The complete code for a sample web application that serves model requests is shown in the snippet below. The code first fetches a training dataset directly from GitHub and then builds a logistic regression model with scikit-learn. Next, the predict function is used to define an endpoint that services model requests. The passed-in parameters (G1, G2, G3, … , G10) are converted from a JSON representation into a Pandas dataframe with a single row. Each of these variables tracks if a customer has previously purchased a specific product in the past, and the output is the propensity of the customer to purchase a new product. The dataframe is passed to the fitted model object to generate a propensity score that is returned as a JSON payload to the client making the model serving request.

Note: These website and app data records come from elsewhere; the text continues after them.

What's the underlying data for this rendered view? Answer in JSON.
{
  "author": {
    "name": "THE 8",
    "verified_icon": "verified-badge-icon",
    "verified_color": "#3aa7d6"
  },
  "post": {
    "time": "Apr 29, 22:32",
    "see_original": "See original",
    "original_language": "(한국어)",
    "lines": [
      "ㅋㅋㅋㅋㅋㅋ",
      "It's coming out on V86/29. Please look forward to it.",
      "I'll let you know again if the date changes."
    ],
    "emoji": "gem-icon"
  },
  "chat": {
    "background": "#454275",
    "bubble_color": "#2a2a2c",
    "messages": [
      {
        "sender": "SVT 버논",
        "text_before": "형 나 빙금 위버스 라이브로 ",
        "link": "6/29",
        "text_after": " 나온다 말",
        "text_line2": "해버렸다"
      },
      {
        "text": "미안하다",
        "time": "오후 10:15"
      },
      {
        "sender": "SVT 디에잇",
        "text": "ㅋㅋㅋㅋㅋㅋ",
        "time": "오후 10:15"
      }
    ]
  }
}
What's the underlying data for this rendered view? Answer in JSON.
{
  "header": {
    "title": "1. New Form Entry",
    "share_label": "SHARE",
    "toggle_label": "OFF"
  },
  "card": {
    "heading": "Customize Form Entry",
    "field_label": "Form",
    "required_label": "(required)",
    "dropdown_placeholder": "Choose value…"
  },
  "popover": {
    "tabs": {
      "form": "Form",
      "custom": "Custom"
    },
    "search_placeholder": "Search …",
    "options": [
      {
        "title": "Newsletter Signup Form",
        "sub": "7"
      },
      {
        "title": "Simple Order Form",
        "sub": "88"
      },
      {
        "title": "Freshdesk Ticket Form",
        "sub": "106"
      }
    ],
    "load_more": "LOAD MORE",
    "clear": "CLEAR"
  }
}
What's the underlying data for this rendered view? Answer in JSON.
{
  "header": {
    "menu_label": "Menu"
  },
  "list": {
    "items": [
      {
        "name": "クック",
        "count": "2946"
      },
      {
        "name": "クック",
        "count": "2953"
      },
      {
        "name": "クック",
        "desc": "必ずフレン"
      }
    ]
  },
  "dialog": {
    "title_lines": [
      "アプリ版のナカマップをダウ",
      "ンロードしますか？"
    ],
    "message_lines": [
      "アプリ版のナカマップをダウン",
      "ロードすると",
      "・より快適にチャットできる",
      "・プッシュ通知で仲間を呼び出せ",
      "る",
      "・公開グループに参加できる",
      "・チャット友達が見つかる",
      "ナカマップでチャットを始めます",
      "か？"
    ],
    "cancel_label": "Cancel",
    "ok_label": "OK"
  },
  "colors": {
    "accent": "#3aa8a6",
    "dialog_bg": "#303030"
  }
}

For additional details on this code, refer to my previous post on models as web endpoints.

Assuming that the file is named serving.py we can test the application by running the following command: python serving.py . To test that the service is working, we can use the request module in Python:

The output of running this code block is shown below. The results show that the web request was successful and that the model provided a propensity score of 0.0673 for the sample customer.

>>> print(result)
<Response [200]>
>>> print(result.json())
{'response': '0.06730006696024807', 'success': True}

Flask uses a single process to serve web requests, which limits the volume of traffic that the endpoint can service. To scale up to more requests, we can use Flask in combination with a WSGI server such as Gunicorn. To run the model service with Gunicorn, we simply pass the name of the file to Gunicorn, as shown below.

gunicorn --bind 0.0.0.0 serving:app

After running this command, you’ll have a service running on port 8000. In order to test that the service is working, you can change the request snippet above to use port 8000 instead of port 5000.

We now have a model serving application that runs on our local machine, but we need a way of distributing the service so that it can scale to a large volume of requests. While it’s possible to provision hardware using a cloud provider to manually distribute model serving, tools such as Kubernetes provide fully-managed approaches for setting up machines to service requests. We’ll use Docker to containerize the application and then host the service using GKE.

The Dockerfile for containerizing the application is shown in the gist below. We start with an Ubuntu environment and first install Python and pip. Next, we install the required libraries and copy in our application code and credentials file. The last command runs Gunicorn to expose the model serving application on port 8000.

The commands below so how to build the container, view the resulting Docker images on your machine and run the container locally in interactive mode. It’s useful to test the container locally to make sure that the services you are using in your application work as expected. To test that the application works, update the request snippet above to use port 80.

sudo docker image build -t "model_service" .sudo docker images

sudo docker run -it -p 80:8000 model_service

To use our container with Kubernetes, we’ll need to push the image to a Docker Registry where the Kubernetes pods can pull it. GCP provides a service called Container Registry that provides this functionality. To push our container to the registry, run the commands shown in the gist below.

The first command in the snippet above passes the credentials file to the docker login command in order to sign in to the Container Registry. The next command tags the image with your GCP account ID, and the last command pushes the image to the Registry. After running these commands, you can browse to the Container Registry section of the GCP console to validate that the image was pushed successfully.

The model serving image on Container Registry.

We can now spin up a Kubernetes cluster to host the model serving application in a distributed environment. The first step is to set up a cluster by browsing to the “Kubernetes Engine” tab in the GCP console and clicking on “create cluster”. Assign model-serving as the cluster name, select a pool size of 2 nodes, and use the g1-small instance type for the node pool. This will create a small cluster that we can use for testing.